## INSTRUCTIONS FOR THE TASK
Give the number of lines in the data below containing the word "JSON", with no other text.

━━━━━━

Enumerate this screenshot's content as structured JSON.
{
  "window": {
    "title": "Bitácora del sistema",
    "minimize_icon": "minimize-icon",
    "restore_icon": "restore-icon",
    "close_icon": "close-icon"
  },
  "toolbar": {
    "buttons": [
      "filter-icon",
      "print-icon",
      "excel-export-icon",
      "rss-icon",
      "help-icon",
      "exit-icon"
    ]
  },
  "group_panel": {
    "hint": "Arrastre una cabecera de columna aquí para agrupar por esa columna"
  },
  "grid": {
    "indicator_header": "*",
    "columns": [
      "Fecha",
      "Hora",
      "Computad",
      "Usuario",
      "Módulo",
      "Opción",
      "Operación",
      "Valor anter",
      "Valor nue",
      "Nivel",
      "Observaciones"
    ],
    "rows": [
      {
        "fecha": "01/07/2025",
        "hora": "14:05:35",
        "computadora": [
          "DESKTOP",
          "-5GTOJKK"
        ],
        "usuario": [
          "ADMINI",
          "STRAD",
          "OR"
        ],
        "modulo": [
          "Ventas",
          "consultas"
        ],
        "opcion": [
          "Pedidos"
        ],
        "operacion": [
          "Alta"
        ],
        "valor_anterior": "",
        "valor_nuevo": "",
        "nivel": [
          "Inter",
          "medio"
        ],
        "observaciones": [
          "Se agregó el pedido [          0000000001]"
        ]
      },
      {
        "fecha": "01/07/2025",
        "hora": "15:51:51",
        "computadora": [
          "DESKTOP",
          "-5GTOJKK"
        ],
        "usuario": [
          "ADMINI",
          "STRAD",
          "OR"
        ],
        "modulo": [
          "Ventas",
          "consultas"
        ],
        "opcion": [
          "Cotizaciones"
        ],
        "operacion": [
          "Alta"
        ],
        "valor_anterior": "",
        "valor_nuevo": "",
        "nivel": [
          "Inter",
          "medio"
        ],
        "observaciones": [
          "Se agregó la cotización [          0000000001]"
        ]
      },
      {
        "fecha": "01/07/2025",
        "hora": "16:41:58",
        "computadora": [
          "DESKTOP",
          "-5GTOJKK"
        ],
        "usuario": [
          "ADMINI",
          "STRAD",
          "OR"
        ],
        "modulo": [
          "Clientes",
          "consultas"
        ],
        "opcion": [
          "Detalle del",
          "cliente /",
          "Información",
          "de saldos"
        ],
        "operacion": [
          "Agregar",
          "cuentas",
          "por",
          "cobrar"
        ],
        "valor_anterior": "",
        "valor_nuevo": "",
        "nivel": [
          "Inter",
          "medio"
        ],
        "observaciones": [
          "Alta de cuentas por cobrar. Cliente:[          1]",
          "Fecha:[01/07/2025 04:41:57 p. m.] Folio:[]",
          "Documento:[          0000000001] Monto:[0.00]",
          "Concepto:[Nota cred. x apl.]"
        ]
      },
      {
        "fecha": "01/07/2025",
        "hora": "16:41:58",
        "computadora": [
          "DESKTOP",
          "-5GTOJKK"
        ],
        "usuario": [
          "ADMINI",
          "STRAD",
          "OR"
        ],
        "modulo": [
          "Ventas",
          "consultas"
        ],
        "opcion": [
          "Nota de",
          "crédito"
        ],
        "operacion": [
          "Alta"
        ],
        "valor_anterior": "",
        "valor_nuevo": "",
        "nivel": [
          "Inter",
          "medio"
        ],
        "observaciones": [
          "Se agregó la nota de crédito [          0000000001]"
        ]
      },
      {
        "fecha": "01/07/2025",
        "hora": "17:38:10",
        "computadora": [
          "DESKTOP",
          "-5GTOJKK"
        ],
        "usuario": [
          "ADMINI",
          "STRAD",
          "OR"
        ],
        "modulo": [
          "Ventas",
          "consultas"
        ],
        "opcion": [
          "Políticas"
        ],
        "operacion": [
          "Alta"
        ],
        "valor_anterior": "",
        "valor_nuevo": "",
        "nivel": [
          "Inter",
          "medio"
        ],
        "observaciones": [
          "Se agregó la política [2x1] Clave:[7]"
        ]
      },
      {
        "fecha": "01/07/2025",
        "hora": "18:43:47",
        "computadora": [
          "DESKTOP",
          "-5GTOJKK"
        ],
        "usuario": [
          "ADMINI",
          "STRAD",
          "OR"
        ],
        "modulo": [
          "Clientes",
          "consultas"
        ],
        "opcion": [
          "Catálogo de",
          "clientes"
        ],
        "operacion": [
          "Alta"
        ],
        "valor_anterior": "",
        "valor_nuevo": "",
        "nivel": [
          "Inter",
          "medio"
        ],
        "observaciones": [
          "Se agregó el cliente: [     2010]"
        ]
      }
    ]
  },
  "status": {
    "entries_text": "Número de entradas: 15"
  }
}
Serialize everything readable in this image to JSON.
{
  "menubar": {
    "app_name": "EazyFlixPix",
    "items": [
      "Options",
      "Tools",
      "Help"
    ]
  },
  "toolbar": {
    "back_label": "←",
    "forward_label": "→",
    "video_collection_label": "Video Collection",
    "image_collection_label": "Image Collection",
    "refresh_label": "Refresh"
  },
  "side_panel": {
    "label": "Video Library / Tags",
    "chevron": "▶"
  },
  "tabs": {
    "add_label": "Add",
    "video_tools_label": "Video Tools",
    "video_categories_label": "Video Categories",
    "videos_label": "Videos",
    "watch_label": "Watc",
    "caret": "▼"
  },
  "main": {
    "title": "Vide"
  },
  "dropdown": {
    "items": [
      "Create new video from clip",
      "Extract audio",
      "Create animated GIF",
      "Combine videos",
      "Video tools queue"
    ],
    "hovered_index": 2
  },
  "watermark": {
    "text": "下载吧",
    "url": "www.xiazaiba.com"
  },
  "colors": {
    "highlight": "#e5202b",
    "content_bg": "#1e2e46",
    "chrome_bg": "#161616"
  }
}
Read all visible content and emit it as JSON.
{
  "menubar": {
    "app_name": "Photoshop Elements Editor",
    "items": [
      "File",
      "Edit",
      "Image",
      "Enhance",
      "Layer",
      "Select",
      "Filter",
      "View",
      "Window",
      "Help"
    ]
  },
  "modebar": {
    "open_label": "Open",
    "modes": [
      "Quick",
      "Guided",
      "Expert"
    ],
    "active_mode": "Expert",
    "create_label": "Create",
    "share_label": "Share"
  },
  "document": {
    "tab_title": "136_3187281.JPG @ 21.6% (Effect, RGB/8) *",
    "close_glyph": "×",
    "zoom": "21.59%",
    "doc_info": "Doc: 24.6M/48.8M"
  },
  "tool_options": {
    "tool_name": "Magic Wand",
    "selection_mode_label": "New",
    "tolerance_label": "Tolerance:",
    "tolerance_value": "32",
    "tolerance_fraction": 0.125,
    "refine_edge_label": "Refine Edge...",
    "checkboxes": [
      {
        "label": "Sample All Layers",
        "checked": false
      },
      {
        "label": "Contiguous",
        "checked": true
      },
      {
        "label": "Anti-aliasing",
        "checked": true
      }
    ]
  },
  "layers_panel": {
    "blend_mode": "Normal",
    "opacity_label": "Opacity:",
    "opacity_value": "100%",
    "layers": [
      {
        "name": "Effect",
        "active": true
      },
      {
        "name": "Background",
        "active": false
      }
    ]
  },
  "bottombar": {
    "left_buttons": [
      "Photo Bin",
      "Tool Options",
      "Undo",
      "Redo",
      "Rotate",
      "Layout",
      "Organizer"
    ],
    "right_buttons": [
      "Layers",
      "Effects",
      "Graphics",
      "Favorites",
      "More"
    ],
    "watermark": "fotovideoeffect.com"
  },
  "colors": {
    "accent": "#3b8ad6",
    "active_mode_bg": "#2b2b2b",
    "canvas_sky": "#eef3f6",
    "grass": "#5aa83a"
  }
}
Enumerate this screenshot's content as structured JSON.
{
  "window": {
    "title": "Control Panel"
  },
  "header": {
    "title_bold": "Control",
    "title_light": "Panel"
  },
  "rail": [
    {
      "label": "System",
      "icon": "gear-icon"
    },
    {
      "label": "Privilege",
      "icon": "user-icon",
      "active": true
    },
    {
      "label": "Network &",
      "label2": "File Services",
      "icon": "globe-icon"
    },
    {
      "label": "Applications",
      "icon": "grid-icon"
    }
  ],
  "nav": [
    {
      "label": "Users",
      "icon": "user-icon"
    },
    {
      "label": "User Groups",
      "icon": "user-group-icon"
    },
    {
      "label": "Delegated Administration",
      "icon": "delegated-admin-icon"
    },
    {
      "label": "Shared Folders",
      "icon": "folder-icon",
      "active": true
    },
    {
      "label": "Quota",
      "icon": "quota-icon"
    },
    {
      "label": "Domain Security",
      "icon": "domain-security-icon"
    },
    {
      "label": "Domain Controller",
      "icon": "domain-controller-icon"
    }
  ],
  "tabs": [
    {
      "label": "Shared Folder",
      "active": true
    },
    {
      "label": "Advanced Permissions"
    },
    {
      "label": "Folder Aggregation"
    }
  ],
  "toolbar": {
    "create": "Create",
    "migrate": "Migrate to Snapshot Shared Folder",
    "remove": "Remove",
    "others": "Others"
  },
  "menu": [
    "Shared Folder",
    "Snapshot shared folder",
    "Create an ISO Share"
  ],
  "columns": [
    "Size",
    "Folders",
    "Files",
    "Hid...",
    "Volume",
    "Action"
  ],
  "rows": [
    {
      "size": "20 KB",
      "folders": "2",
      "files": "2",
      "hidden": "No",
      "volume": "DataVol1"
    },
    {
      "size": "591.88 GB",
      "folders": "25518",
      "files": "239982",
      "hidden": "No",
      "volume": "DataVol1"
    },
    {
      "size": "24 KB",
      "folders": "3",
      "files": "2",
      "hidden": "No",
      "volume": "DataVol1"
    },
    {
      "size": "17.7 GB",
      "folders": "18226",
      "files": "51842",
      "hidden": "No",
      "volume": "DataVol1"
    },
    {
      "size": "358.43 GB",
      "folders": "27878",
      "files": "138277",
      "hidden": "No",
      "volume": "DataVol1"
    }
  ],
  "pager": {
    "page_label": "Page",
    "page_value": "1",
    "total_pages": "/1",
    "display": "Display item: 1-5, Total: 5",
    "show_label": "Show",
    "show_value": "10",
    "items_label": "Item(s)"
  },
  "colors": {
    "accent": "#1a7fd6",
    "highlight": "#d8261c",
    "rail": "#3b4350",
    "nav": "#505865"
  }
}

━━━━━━

## SOLUTION TO THIS TASK
4